Here’s the idea: Buying a call option with a high strike rate and a put option with a low strike rate gives you the potential to profit even if the prices move significantly in either direction.
Well, this is the beauty of this strategy. It allows you to gain profits from the volatility, despite of whether the prices touch the sky or the ground.
8. Long Call Butterfly Spread
This strategy involves buying one call option with a low strike price, selling two with a middle strike rate, and purchasing another with a high one.
The call option you purchase with the low strike rate will provide potential gains even if the stock price escalates.
On the other hand, the two call options you sell with the middle strike price create income for you. Finally, the call option you purchase with the high strike price is a barrier against potential losses.
This approach works best when you expect the stock price to remain more or less stable, as the maximum profit happens when the price settles down at a middle strike rate at expiration.
This eventually lets you profit from the generated income by selling the two call options while limiting the risk associated with the options purchased at the lower and higher strike prices.
9. Iron Condor
The iron condor strategy tends to thrive the most in a comparatively stable market condition. It combines a bear call spread and a bull put spread to create a position that benefits from limited price movements.
Here, you sell a call option with a high strike rate and simultaneously sell a put option with a low strike rate – ultimately generating income for you.
Similarly, you purchase a call option with an even high strike rate and a put option with an even lower price. This will act as a barrier, limiting the rate of losses even if the stock price exceeds the threshold range.
The ultimate goal of this approach is for the stock price to remain in between the strike prices of the options at the time of expiration.
This way, you can keep the premiums collected from selling the options as profit. On the other hand, if the prices move beyond the particular range, you might experience losses.
10. Iron Butterfly
Iron butterfly — the strategy that profits from low volatility and a stable stock price. It sets the trap to capture significant profits within a particular time frame.
You sell a call option and a put option at a particular strike rate, gathering the premiums as the income.
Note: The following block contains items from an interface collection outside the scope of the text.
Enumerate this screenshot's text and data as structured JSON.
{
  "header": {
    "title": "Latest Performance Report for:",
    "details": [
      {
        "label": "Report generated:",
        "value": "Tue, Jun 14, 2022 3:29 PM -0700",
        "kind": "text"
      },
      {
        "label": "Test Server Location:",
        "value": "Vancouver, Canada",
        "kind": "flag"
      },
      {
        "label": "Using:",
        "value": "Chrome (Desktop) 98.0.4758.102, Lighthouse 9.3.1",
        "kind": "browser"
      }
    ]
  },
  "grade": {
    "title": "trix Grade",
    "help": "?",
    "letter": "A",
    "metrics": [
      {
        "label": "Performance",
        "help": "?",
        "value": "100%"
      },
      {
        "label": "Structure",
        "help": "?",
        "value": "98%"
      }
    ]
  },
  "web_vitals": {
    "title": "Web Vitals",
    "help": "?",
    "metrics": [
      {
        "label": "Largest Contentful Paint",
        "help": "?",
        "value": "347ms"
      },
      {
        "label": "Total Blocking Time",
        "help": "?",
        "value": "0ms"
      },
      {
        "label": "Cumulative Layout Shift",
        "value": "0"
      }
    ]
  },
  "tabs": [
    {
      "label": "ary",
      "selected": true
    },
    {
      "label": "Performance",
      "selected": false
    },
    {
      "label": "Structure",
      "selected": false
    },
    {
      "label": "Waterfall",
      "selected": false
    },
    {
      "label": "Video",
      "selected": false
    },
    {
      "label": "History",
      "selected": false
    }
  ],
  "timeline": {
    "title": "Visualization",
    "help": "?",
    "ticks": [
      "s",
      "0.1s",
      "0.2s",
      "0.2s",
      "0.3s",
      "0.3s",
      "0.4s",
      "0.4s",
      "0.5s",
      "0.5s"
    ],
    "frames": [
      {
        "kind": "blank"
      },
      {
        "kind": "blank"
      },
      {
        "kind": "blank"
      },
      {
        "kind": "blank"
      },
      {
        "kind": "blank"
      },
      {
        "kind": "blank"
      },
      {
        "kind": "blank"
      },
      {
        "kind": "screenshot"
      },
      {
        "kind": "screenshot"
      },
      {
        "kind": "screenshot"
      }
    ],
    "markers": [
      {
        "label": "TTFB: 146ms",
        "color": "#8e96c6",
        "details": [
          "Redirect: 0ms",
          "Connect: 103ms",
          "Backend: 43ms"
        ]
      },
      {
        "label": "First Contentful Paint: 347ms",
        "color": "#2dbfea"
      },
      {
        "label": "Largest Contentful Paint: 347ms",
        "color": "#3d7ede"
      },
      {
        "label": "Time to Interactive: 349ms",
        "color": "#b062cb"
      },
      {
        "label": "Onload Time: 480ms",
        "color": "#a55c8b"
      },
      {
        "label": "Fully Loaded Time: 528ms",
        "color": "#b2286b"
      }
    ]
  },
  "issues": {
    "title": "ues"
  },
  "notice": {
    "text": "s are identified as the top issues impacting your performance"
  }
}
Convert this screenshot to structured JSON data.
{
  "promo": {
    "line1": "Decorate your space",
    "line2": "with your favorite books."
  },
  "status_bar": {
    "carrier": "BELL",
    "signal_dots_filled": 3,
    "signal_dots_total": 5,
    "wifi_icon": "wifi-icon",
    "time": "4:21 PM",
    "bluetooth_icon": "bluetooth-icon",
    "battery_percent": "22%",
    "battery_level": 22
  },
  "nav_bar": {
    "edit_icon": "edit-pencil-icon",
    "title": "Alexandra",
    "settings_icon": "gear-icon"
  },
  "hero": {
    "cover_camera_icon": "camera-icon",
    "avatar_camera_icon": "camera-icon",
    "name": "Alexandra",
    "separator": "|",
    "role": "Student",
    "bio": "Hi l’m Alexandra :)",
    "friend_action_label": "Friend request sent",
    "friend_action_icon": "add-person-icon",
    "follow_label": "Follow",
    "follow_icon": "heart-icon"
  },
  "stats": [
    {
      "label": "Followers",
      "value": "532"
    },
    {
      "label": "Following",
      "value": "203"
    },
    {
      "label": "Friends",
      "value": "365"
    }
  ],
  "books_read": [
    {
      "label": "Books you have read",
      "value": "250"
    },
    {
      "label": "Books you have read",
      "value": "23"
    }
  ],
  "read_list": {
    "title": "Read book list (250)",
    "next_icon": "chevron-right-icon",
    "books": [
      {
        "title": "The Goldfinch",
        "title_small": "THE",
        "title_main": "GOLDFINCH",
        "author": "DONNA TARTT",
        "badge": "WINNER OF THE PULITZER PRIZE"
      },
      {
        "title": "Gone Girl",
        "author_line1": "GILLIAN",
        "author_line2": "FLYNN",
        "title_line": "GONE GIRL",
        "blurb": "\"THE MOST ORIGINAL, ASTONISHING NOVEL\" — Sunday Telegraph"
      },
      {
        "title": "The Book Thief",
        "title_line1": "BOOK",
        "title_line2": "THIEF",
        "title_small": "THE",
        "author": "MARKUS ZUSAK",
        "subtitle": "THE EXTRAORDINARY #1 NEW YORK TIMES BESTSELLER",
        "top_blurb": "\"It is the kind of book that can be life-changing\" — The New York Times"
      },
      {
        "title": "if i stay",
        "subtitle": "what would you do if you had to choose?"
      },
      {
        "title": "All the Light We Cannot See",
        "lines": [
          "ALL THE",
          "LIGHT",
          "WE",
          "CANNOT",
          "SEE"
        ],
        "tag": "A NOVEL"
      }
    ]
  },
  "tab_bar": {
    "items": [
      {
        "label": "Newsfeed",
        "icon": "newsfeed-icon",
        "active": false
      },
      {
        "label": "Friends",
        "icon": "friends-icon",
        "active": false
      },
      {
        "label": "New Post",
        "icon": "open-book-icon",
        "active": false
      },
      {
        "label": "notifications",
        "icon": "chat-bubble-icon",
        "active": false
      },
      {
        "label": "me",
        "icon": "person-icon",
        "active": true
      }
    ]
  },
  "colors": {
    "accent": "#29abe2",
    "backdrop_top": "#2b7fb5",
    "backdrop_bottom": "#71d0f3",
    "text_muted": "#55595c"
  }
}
In contrast, you purchase a call option at a higher strike rate and a put option at a lower strike rate to minimize the risks as much as possible.
Here, the ultimate goal is for the stock prices to remain within a particular range, known as the “body” of the butterfly at the time of expiration. This way, you get to keep the premieres as profit gains. However, if the prices move significantly beyond the short strikes, it can eventually result in some potential losses.
There you have it – the top ten income generation and risk management strategies.
Now that you are well-familiar with the right strategies for success, you are better prepared to navigate the ever-changing landscape of the financial markets while safeguarding your investments.
Remember that options trading requires continuous learning, practice, and adaptability. So, it is more than essential that you remain up-to-date with the market trends that tend to change with time. Lastly, Happy Trading!